Centre National de Réhabilitation des Personnes Handicapées, Yaoundé, Cameroon
Contact- Mr Douglas Achingale (havocslord@yahoo.co.uk)

Autism and Homelessness – Increasing autism awareness and improving access and engagement in homelessness services

By Dr Beth Stone

Autism is disproportionately over-represented in homeless populations. However, little is known about how autistic people experience homelessness and how best to support them.

My research examined the factors which increase risk of homelessness for autistic people, autistic people’s experiences of homelessness, and barriers to service engagement. The research found that autistic people are at increased risk of homelessness due to the social and economic disadvantages they face throughout their lives such as low educational attainment, difficulties finding and maintaining employment, and social exclusion. Once homeless, support services were often inaccessible or unsuitable. The impact of autism on day-to-day life was not recognised by housing offices. If participants were found eligible for support they were housed in over-crowded and confrontational hostels which aggravated social anxiety and sensory processing difficulties.

Improving services

Working with two local organisations, Bristol Autism Spectrum Service (BASS) and Golden Key, we created an autism and homelessness working group, with the aim of improving local services for autistic people experiencing homelessness.

I also received an ESRC Impact Acceleration Grant to produce a film based on the lived experience of my research participants.

In July, we hosted an event for local stakeholders from homelessness and health services and Bristol City Council.

The event featured:

  • The launch of the film highlighting the experiences of autistic people who have experienced homelessness in the South West of England, followed by a presentation on how autistic people may experience homelessness more generally and barriers to service use (Dr Beth Stone).
  • Presentation of the Autism and Homelessness Toolkit, aimed at improving access to, and engagement with, homelessness services for autistic people (Dr Alasdair Churchard).
  • Autism awareness training provided by Bristol Autism Spectrum Service (BASS).

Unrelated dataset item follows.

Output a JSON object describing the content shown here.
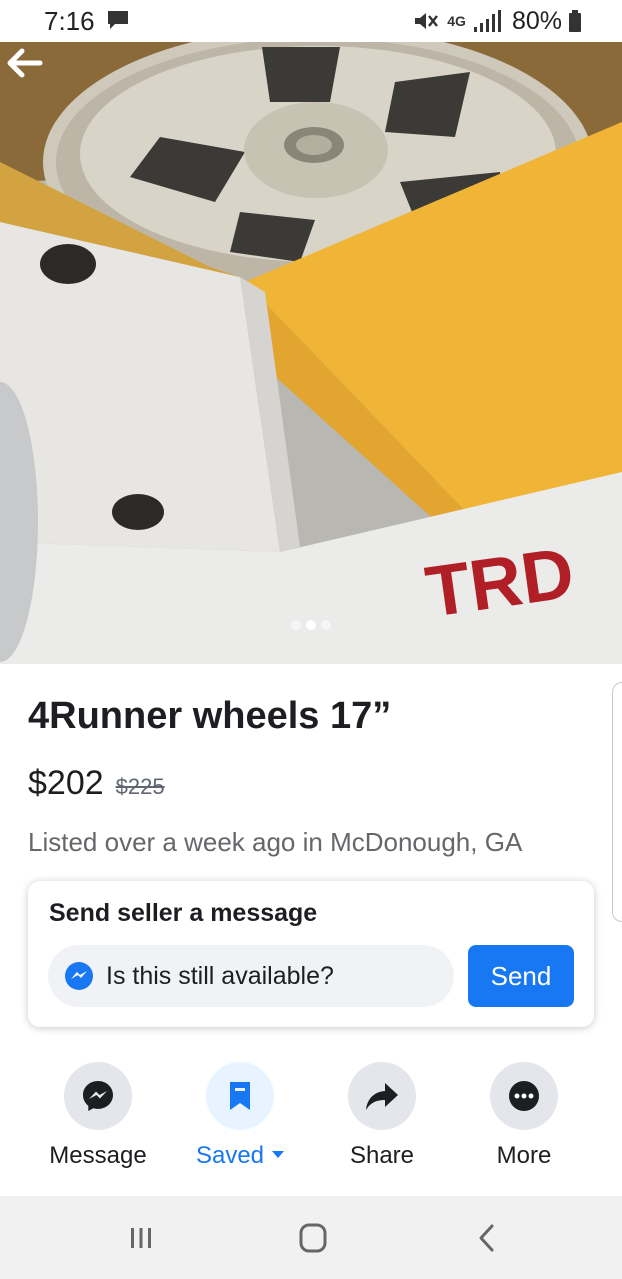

Discussion in feedback groups indicated ways in which support services planned to adopt autism friendly ways of working into their everyday practice.

View the film launched at the event here.

Next steps

We are putting together a proposal aimed at improving local service provision for autistic people who are experiencing homelessness.

Feedback from discussion groups at the awareness event has helped to shape our proposal, which we will discuss with autistic people with lived experience of homelessness. We will then use the proposal to advocate for wider changes to policy and support services.

Related publications:

Stone, Beth. 2022. “Homelessness as a Product of Social Exclusion: Reinterpreting Autistic Adults’ Narratives through the Lens of Critical Disability Studies.” Scandinavian Journal of Disability Research 24(1), 181–195. DOI: https://www.sjdr.se/articles/10.16993/sjdr.881/

Stone, B., Cameron, A., Dowling, S. 2022. “The autistic experience of homelessness: Implications from a narrative enquiry”. Autism (1-11), DOI: https://doi.org/10.1177/13623613221105091

This blog post is also available on the School for Policy Studies’ blog.